X-Linked Periventricular Nodular Heterotopia a Rare Cause of Headache and Right Sided Hemiparesis in a 7-Year-Old Girl
X-linked Periventricular Nodular Heterotopia (X-linked PVNH) is a neuronal migration disorder that occurs because nerve cells fail to migrate during fetal development. The disorder is caused by a defect in the FLNA gene which is responsible for making the protein filamin A which is responsible for cellular structure . Without filamin A, neurons begin to build up near the brain's ventricles and can ultimately result in seizures, intellectual disability and are associated with an increased risk of cardiovascular and cerebrovascular attacks . Since X-linked PVNH is an X-linked dominant disorder, the disease typically affects females as the condition is lethal in males . Most patients present with new onset seizures during adolescence, but in rare cases, as we will present, patients can present with stroke-like symptoms.
A 7-year-old girl with a past medical history of recurrent headaches, ADHD and learning deficits presented for a two-week history of HA and two-day history of transient right sided weakness.
The patient's mother said that the patient had been complaining of severe headaches for 2 weeks. She was evaluated at an outside hospital where she had several diagnostic studies performed including a head CT, CXR, influenza testing, and RSV. She noted that she was informed that the tests were negative with the exception of the head CT which showed "white spots". The patient was discharged from that facility and was instructed to follow-up with a pediatric neurologist on an outpatient basis.

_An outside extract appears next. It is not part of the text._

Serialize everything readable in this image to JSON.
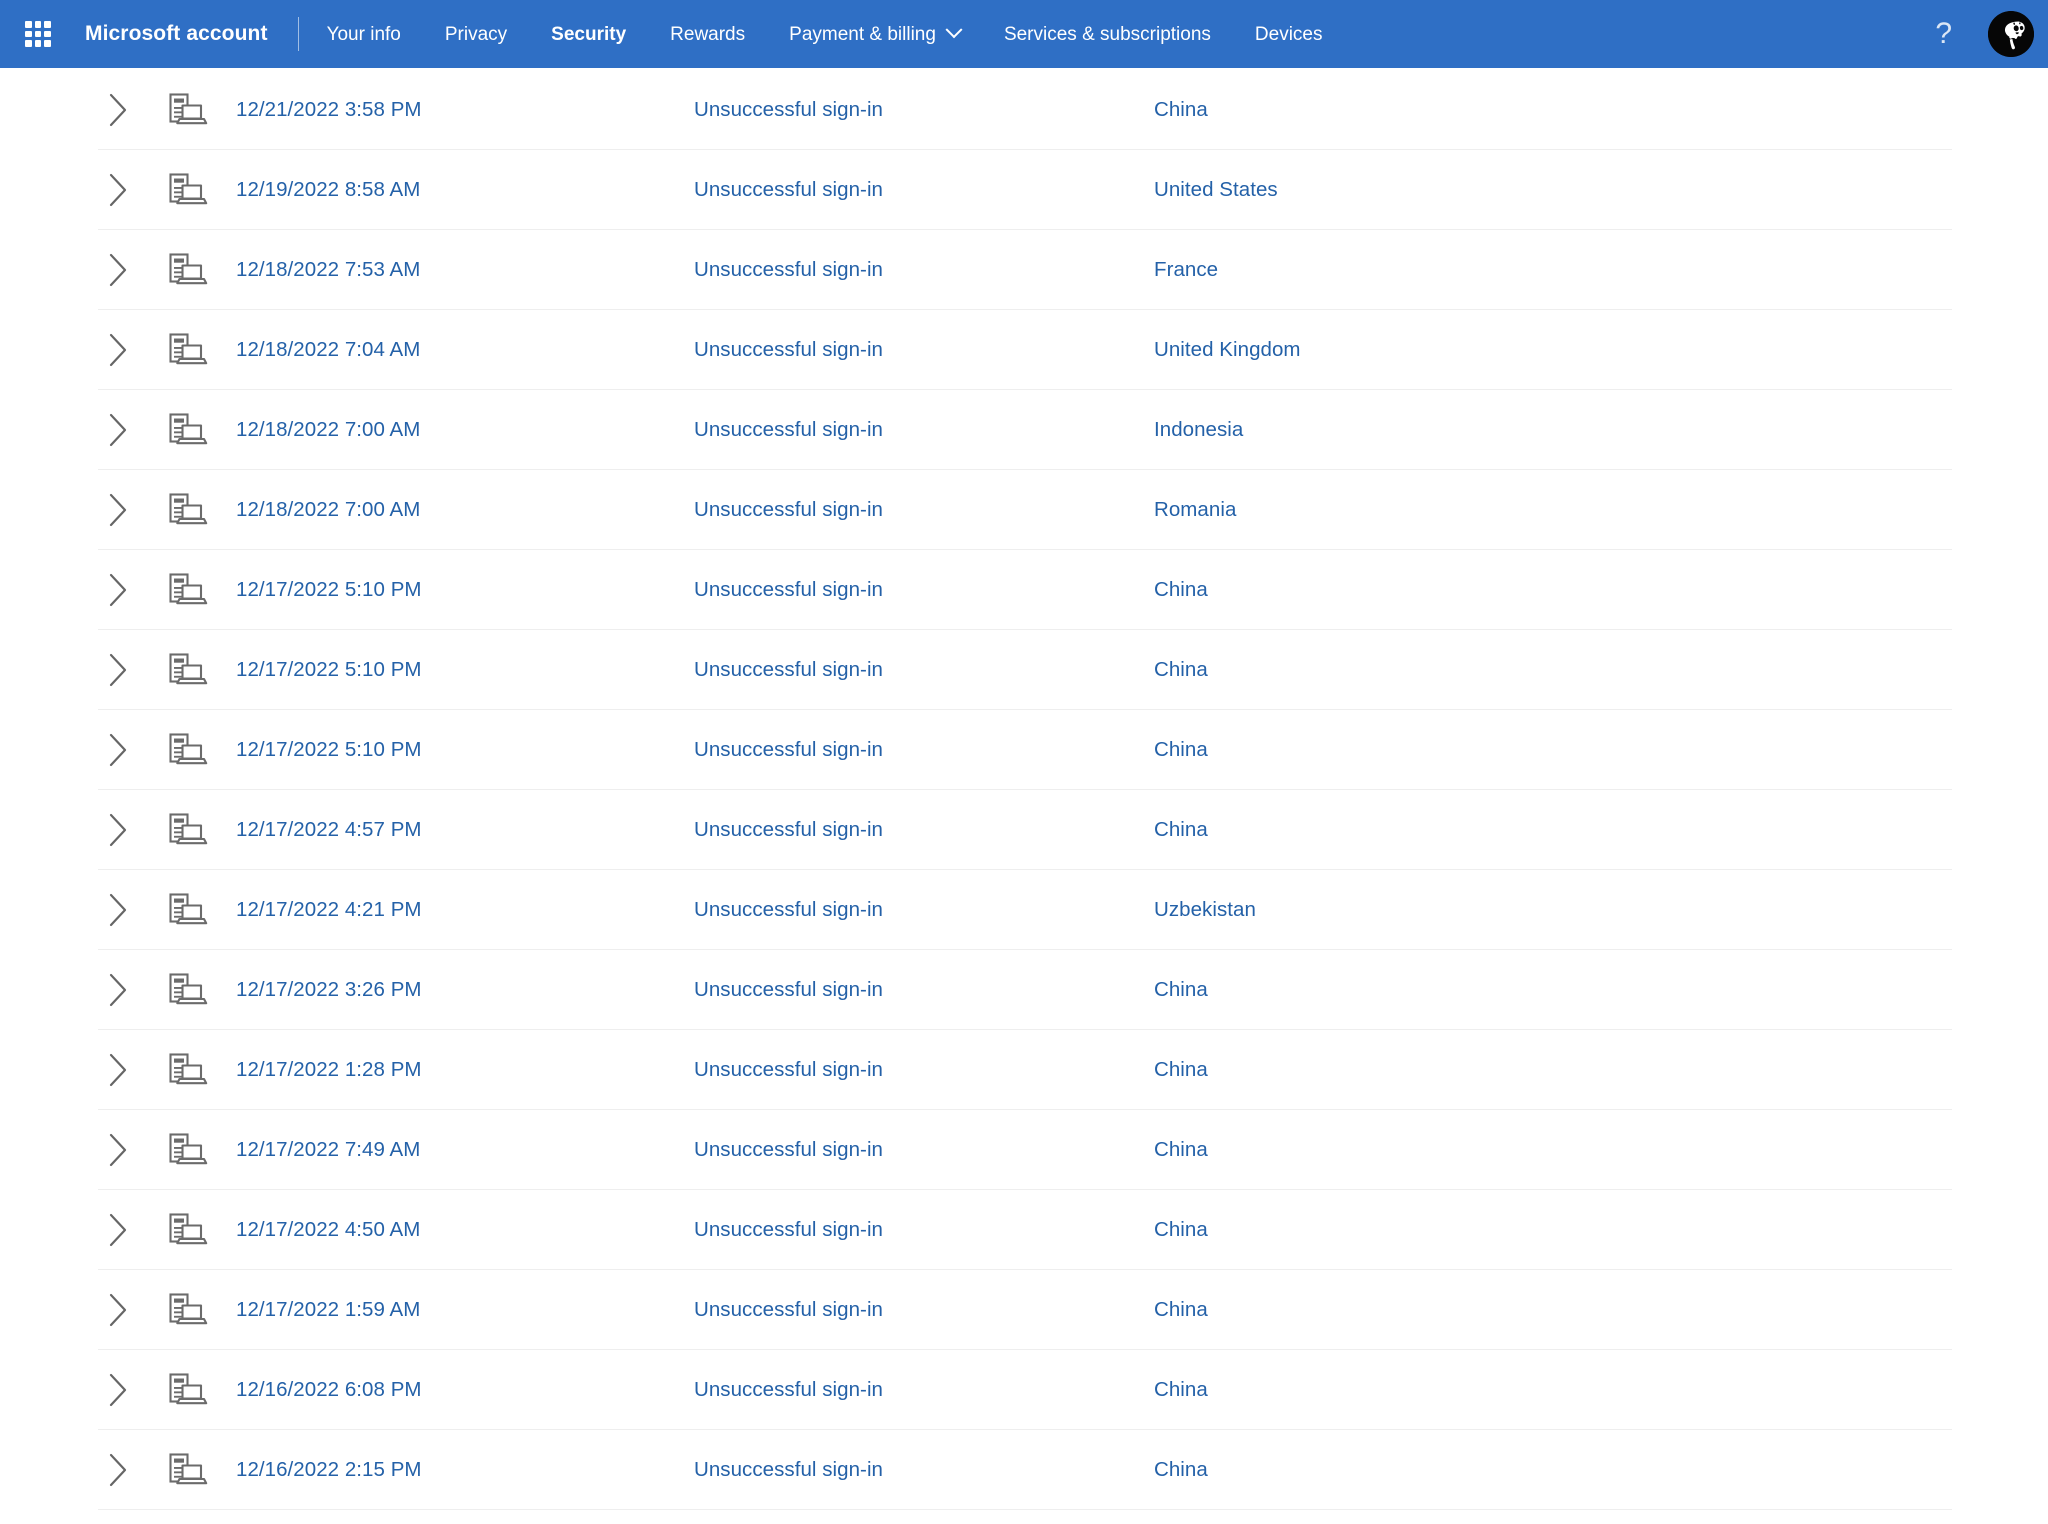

Following discharge, the patient's headaches intensified, and she began complaining of right upper and lower extremity weakness. The symptoms were transient in nature, however, when the patient was unable to walk, the patient's mother decided to bring her to our facility. The patient reported associated vomiting, but there was no recent fever, chills, change in speech, seizure like activity, loss of consciousness, change in vision, or any other symptoms.
The patient was found to be hypertensive to 139/59 on admission. Physical examination was significant for a 2/6 diastolic murmur heard best at the right second intercostal space but was negative for any focal neurological deficits. An echocardiogram was performed which showed significant aortic insufficiency, mild dilatation of the ascending aorta, and a PFO with left to right shunting. CT angiogram and CXR were negative. CT head and MRA were without any acute changes. MRI showed bilateral subependymal nodules which were isointense to gray matter which are findings consistent with X-linked PVNH. Based on clinical and MRI findings, patient was discharged with a working diagnosis of X-linked PVNH.

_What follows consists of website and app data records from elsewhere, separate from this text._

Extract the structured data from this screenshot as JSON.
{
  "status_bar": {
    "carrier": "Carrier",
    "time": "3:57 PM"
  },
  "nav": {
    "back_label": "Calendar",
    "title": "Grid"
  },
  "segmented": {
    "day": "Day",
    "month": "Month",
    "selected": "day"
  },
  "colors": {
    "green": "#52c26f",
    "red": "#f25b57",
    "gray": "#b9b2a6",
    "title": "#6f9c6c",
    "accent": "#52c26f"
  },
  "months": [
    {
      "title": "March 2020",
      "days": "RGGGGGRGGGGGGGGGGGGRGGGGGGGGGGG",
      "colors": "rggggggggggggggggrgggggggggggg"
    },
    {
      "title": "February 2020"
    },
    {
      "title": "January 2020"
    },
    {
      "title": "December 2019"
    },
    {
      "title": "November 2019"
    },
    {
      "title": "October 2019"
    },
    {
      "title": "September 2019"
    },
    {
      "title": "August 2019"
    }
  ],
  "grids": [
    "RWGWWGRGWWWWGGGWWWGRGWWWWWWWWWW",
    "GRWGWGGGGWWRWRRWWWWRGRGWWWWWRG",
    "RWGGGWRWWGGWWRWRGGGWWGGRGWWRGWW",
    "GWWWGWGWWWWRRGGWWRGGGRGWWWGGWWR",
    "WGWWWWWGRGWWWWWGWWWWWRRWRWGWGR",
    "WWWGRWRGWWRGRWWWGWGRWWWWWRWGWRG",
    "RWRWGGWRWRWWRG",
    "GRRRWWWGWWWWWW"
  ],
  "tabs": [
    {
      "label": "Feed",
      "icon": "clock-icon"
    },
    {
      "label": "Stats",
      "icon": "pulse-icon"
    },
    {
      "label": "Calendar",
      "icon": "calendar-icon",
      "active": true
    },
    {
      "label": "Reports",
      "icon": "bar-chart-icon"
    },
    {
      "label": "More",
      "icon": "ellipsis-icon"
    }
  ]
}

X-linked PVNH is a rare disorder that currently has no cure. Early diagnosis is imperative as interventions are geared to decreasing long term sequels from the disease such as cerebrovascular accidents or aortic or carotid dissection. The patient was treated symptomatically with ASA. She was discharged with referrals to a geneticist for confirmatory testing and pediatric cardiologist for the management of her aortic insufficiency and PFO.

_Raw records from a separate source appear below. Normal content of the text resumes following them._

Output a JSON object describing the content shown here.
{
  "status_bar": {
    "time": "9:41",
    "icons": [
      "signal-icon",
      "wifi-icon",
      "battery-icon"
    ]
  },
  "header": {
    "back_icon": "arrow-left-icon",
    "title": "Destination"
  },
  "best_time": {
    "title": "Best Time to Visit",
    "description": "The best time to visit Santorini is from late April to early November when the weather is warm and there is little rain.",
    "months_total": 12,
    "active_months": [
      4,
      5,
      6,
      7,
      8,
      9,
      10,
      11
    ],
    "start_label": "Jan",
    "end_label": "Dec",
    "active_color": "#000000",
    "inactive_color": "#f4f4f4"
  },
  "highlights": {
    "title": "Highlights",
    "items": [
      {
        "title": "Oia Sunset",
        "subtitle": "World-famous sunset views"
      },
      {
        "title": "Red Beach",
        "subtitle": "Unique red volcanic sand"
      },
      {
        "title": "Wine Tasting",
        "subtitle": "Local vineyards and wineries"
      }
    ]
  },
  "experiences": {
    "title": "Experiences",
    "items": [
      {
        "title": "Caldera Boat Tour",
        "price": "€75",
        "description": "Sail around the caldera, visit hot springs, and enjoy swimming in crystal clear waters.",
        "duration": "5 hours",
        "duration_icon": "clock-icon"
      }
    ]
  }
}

- Lange Max, Kasper B, Bohring A, et al. (2015) 47 Patients with FLNA associated periventricular nodular heterotopia. Orphanet J Rare Dis 10: 134.
- Naviglio Samuele, Bruno I, Zanus C, et al. (2015) A brain and heart connection: X-linked periventricular heterotopia. J Pediatr 166: 776.
- Fergelot Patricia, Isabelle Coupry, Caroline Roorycka, et al. (2012) Atypical male and female presentations of FLNA-related periventricular nodular heterotopia. European Journal of Medical Genetics 55: 313-318.
Christine Loftis, BS, MD Candidate, University of Texas Rio Grande Valley School of Medicine, USA
© 2020 Loftis C, et al. This is an open-access article distributed under the terms of the Creative Commons Attribution License, which permits unrestricted use, distribution, and reproduction in any medium, provided the original author and source are credited.